Study material:

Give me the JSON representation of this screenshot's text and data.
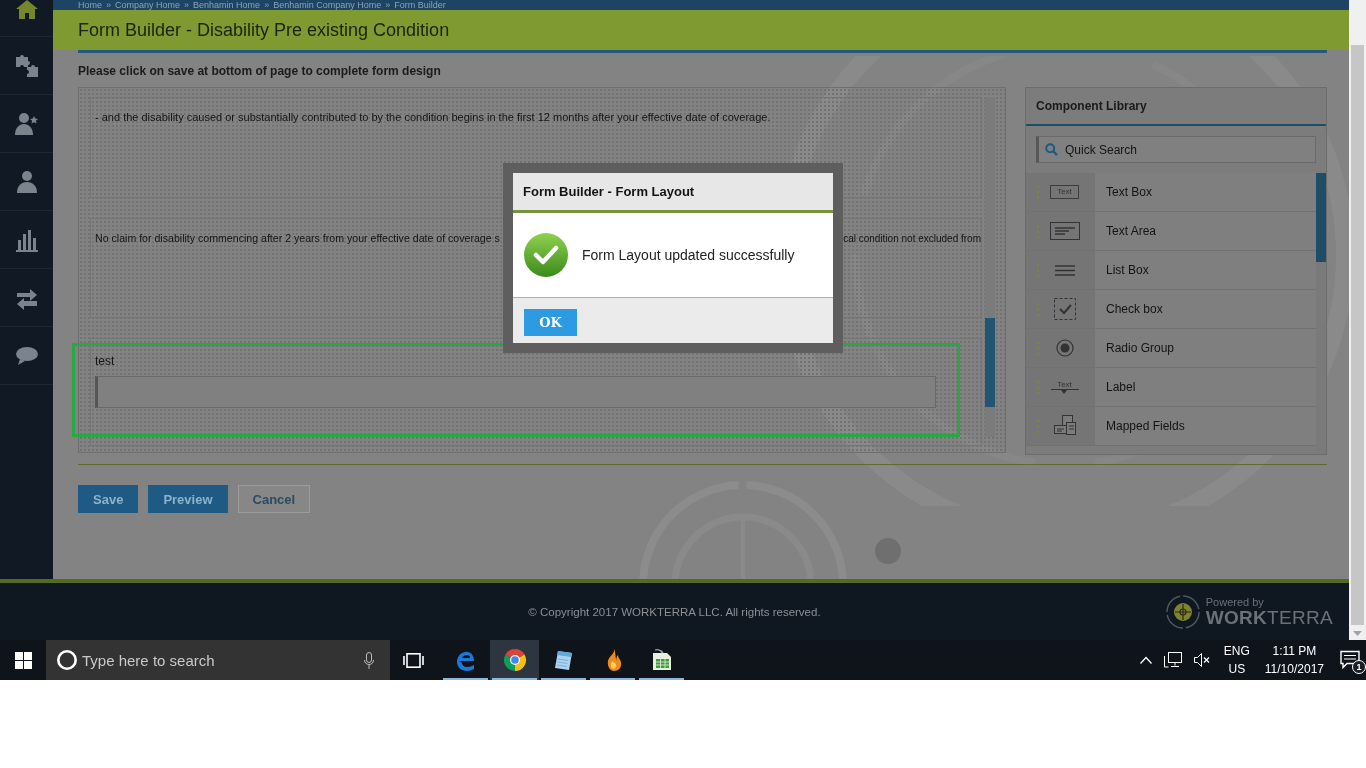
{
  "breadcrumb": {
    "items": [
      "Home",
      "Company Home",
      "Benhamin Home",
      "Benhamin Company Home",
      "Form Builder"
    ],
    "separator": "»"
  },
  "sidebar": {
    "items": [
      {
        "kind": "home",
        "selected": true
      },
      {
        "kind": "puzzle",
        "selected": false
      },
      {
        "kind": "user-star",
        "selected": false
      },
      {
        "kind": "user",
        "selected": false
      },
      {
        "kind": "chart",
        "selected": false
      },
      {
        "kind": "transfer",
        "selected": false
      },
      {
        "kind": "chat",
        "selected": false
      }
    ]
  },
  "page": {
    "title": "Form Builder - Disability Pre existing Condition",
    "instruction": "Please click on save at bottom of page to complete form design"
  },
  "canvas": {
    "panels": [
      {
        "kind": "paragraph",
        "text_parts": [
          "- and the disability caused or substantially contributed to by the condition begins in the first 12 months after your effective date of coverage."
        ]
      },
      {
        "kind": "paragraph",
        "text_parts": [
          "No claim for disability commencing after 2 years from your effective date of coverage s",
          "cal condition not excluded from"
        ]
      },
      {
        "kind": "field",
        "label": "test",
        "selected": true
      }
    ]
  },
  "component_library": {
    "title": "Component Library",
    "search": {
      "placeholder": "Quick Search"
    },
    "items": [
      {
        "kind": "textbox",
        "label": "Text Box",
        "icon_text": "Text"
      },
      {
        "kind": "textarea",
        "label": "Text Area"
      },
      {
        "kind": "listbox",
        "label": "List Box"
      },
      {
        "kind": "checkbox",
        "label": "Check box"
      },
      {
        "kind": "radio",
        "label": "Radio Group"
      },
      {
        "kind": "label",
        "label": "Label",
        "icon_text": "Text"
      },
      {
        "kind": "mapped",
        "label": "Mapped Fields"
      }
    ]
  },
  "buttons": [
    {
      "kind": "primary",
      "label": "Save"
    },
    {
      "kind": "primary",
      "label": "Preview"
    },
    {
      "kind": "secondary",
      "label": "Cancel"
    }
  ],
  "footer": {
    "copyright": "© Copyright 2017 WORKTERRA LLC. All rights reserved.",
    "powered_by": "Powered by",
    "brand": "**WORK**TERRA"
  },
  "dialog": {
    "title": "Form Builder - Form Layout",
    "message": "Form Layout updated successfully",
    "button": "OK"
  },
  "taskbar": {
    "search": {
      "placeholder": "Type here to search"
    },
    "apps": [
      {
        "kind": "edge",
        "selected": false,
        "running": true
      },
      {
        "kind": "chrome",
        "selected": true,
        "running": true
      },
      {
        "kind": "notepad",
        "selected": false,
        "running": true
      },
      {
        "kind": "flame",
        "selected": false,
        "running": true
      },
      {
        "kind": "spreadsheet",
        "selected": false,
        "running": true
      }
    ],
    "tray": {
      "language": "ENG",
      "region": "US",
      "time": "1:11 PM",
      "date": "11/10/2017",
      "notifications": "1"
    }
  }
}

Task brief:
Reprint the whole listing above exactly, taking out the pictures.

Solution for this problem:
Give me the JSON representation of this screenshot's text and data.
{
  "breadcrumb": {
    "items": [
      "Home",
      "Company Home",
      "Benhamin Home",
      "Benhamin Company Home",
      "Form Builder"
    ],
    "separator": "»"
  },
  "sidebar": {
    "items": [
      {
        "kind": "home",
        "selected": true
      },
      {
        "kind": "puzzle",
        "selected": false
      },
      {
        "kind": "user-star",
        "selected": false
      },
      {
        "kind": "user",
        "selected": false
      },
      {
        "kind": "chart",
        "selected": false
      },
      {
        "kind": "transfer",
        "selected": false
      },
      {
        "kind": "chat",
        "selected": false
      }
    ]
  },
  "page": {
    "title": "Form Builder - Disability Pre existing Condition",
    "instruction": "Please click on save at bottom of page to complete form design"
  },
  "canvas": {
    "panels": [
      {
        "kind": "paragraph",
        "text_parts": [
          "- and the disability caused or substantially contributed to by the condition begins in the first 12 months after your effective date of coverage."
        ]
      },
      {
        "kind": "paragraph",
        "text_parts": [
          "No claim for disability commencing after 2 years from your effective date of coverage s",
          "cal condition not excluded from"
        ]
      },
      {
        "kind": "field",
        "label": "test",
        "selected": true
      }
    ]
  },
  "component_library": {
    "title": "Component Library",
    "search": {
      "placeholder": "Quick Search"
    },
    "items": [
      {
        "kind": "textbox",
        "label": "Text Box",
        "icon_text": "Text"
      },
      {
        "kind": "textarea",
        "label": "Text Area"
      },
      {
        "kind": "listbox",
        "label": "List Box"
      },
      {
        "kind": "checkbox",
        "label": "Check box"
      },
      {
        "kind": "radio",
        "label": "Radio Group"
      },
      {
        "kind": "label",
        "label": "Label",
        "icon_text": "Text"
      },
      {
        "kind": "mapped",
        "label": "Mapped Fields"
      }
    ]
  },
  "buttons": [
    {
      "kind": "primary",
      "label": "Save"
    },
    {
      "kind": "primary",
      "label": "Preview"
    },
    {
      "kind": "secondary",
      "label": "Cancel"
    }
  ],
  "footer": {
    "copyright": "© Copyright 2017 WORKTERRA LLC. All rights reserved.",
    "powered_by": "Powered by",
    "brand": "**WORK**TERRA"
  },
  "dialog": {
    "title": "Form Builder - Form Layout",
    "message": "Form Layout updated successfully",
    "button": "OK"
  },
  "taskbar": {
    "search": {
      "placeholder": "Type here to search"
    },
    "apps": [
      {
        "kind": "edge",
        "selected": false,
        "running": true
      },
      {
        "kind": "chrome",
        "selected": true,
        "running": true
      },
      {
        "kind": "notepad",
        "selected": false,
        "running": true
      },
      {
        "kind": "flame",
        "selected": false,
        "running": true
      },
      {
        "kind": "spreadsheet",
        "selected": false,
        "running": true
      }
    ],
    "tray": {
      "language": "ENG",
      "region": "US",
      "time": "1:11 PM",
      "date": "11/10/2017",
      "notifications": "1"
    }
  }
}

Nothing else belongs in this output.